▶ [EXERCISE DESCRIPTION]
Without the images, set down each entry exactly.

** Opening DATA IN THIS EXERCISE block **

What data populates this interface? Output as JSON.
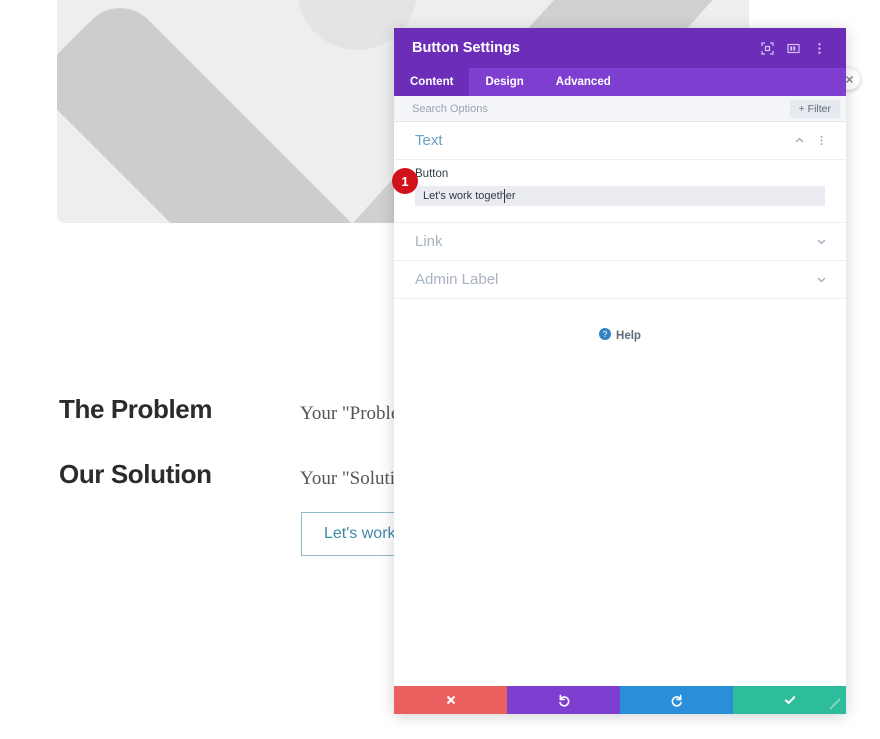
{
  "page": {
    "sections": [
      {
        "heading": "The Problem",
        "body": "Your \"Problem"
      },
      {
        "heading": "Our Solution",
        "body": "Your \"Solutio"
      }
    ],
    "cta_label": "Let's work tog",
    "hero_icon": "image-placeholder-icon"
  },
  "modal": {
    "title": "Button Settings",
    "header_icons": [
      {
        "name": "fullscreen-icon"
      },
      {
        "name": "layout-columns-icon"
      },
      {
        "name": "vertical-dots-icon"
      }
    ],
    "tabs": [
      {
        "label": "Content",
        "active": true
      },
      {
        "label": "Design",
        "active": false
      },
      {
        "label": "Advanced",
        "active": false
      }
    ],
    "search": {
      "placeholder": "Search Options",
      "value": ""
    },
    "filter_label": "+ Filter",
    "groups": [
      {
        "title": "Text",
        "expanded": true,
        "toggle_icon": "chevron-up-icon",
        "menu_icon": "vertical-dots-icon",
        "field_label": "Button",
        "field_value": "Let's work together"
      },
      {
        "title": "Link",
        "expanded": false,
        "toggle_icon": "chevron-down-icon"
      },
      {
        "title": "Admin Label",
        "expanded": false,
        "toggle_icon": "chevron-down-icon"
      }
    ],
    "help_label": "Help",
    "help_icon": "question-circle-icon",
    "footer_buttons": [
      {
        "name": "cancel-button",
        "icon": "close-x-icon",
        "color": "#ec5f5f"
      },
      {
        "name": "undo-button",
        "icon": "undo-icon",
        "color": "#7e3fd1"
      },
      {
        "name": "redo-button",
        "icon": "redo-icon",
        "color": "#2a8fd8"
      },
      {
        "name": "save-button",
        "icon": "checkmark-icon",
        "color": "#2ebd9a"
      }
    ],
    "resize_handle": "resize-grip-icon",
    "close_bubble_icon": "close-circle-icon"
  },
  "annotation": {
    "step_number": "1"
  },
  "colors": {
    "header_purple": "#6c2eb9",
    "tabbar_purple": "#7e3fd1",
    "badge_red": "#d1121b",
    "group_title_blue": "#6b9fc4",
    "cta_blue": "#3f87a6"
  }
}
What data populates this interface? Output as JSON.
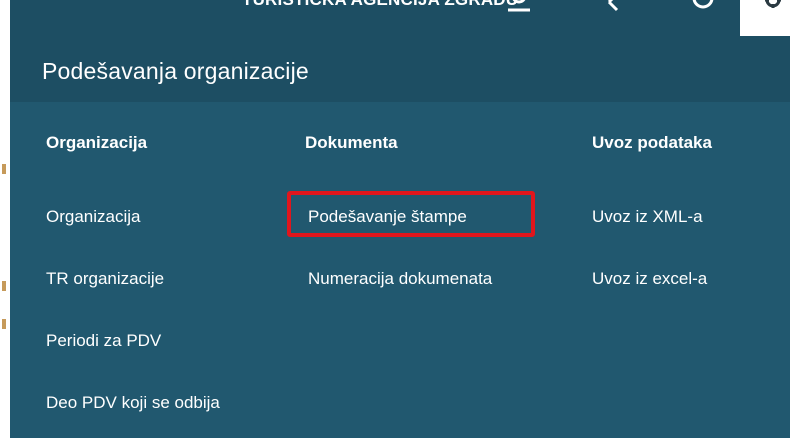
{
  "topbar": {
    "user_text": "TURISTICKA AGENCIJA ZGRADU",
    "icons": [
      "user-icon",
      "arrow-icon",
      "help-icon",
      "gear-icon"
    ]
  },
  "panel": {
    "title": "Podešavanja organizacije",
    "columns": [
      {
        "heading": "Organizacija",
        "items": [
          "Organizacija",
          "TR organizacije",
          "Periodi za PDV",
          "Deo PDV koji se odbija"
        ]
      },
      {
        "heading": "Dokumenta",
        "items": [
          "Podešavanje štampe",
          "Numeracija dokumenata"
        ]
      },
      {
        "heading": "Uvoz podataka",
        "items": [
          "Uvoz iz XML-a",
          "Uvoz iz excel-a"
        ]
      }
    ]
  },
  "colors": {
    "panel_bg": "#21586f",
    "header_bg": "#1d4e63",
    "highlight": "#e0161d"
  }
}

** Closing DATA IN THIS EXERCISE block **

▶ [COMPLETED TASK]
What data populates this interface? Output as JSON.
{
  "page": {
    "sections": [
      {
        "heading": "The Problem",
        "body": "Your \"Problem"
      },
      {
        "heading": "Our Solution",
        "body": "Your \"Solutio"
      }
    ],
    "cta_label": "Let's work tog",
    "hero_icon": "image-placeholder-icon"
  },
  "modal": {
    "title": "Button Settings",
    "header_icons": [
      {
        "name": "fullscreen-icon"
      },
      {
        "name": "layout-columns-icon"
      },
      {
        "name": "vertical-dots-icon"
      }
    ],
    "tabs": [
      {
        "label": "Content",
        "active": true
      },
      {
        "label": "Design",
        "active": false
      },
      {
        "label": "Advanced",
        "active": false
      }
    ],
    "search": {
      "placeholder": "Search Options",
      "value": ""
    },
    "filter_label": "+ Filter",
    "groups": [
      {
        "title": "Text",
        "expanded": true,
        "toggle_icon": "chevron-up-icon",
        "menu_icon": "vertical-dots-icon",
        "field_label": "Button",
        "field_value": "Let's work together"
      },
      {
        "title": "Link",
        "expanded": false,
        "toggle_icon": "chevron-down-icon"
      },
      {
        "title": "Admin Label",
        "expanded": false,
        "toggle_icon": "chevron-down-icon"
      }
    ],
    "help_label": "Help",
    "help_icon": "question-circle-icon",
    "footer_buttons": [
      {
        "name": "cancel-button",
        "icon": "close-x-icon",
        "color": "#ec5f5f"
      },
      {
        "name": "undo-button",
        "icon": "undo-icon",
        "color": "#7e3fd1"
      },
      {
        "name": "redo-button",
        "icon": "redo-icon",
        "color": "#2a8fd8"
      },
      {
        "name": "save-button",
        "icon": "checkmark-icon",
        "color": "#2ebd9a"
      }
    ],
    "resize_handle": "resize-grip-icon",
    "close_bubble_icon": "close-circle-icon"
  },
  "annotation": {
    "step_number": "1"
  },
  "colors": {
    "header_purple": "#6c2eb9",
    "tabbar_purple": "#7e3fd1",
    "badge_red": "#d1121b",
    "group_title_blue": "#6b9fc4",
    "cta_blue": "#3f87a6"
  }
}
What data populates this interface? Output as JSON.
{
  "topbar": {
    "user_text": "TURISTICKA AGENCIJA ZGRADU",
    "icons": [
      "user-icon",
      "arrow-icon",
      "help-icon",
      "gear-icon"
    ]
  },
  "panel": {
    "title": "Podešavanja organizacije",
    "columns": [
      {
        "heading": "Organizacija",
        "items": [
          "Organizacija",
          "TR organizacije",
          "Periodi za PDV",
          "Deo PDV koji se odbija"
        ]
      },
      {
        "heading": "Dokumenta",
        "items": [
          "Podešavanje štampe",
          "Numeracija dokumenata"
        ]
      },
      {
        "heading": "Uvoz podataka",
        "items": [
          "Uvoz iz XML-a",
          "Uvoz iz excel-a"
        ]
      }
    ]
  },
  "colors": {
    "panel_bg": "#21586f",
    "header_bg": "#1d4e63",
    "highlight": "#e0161d"
  }
}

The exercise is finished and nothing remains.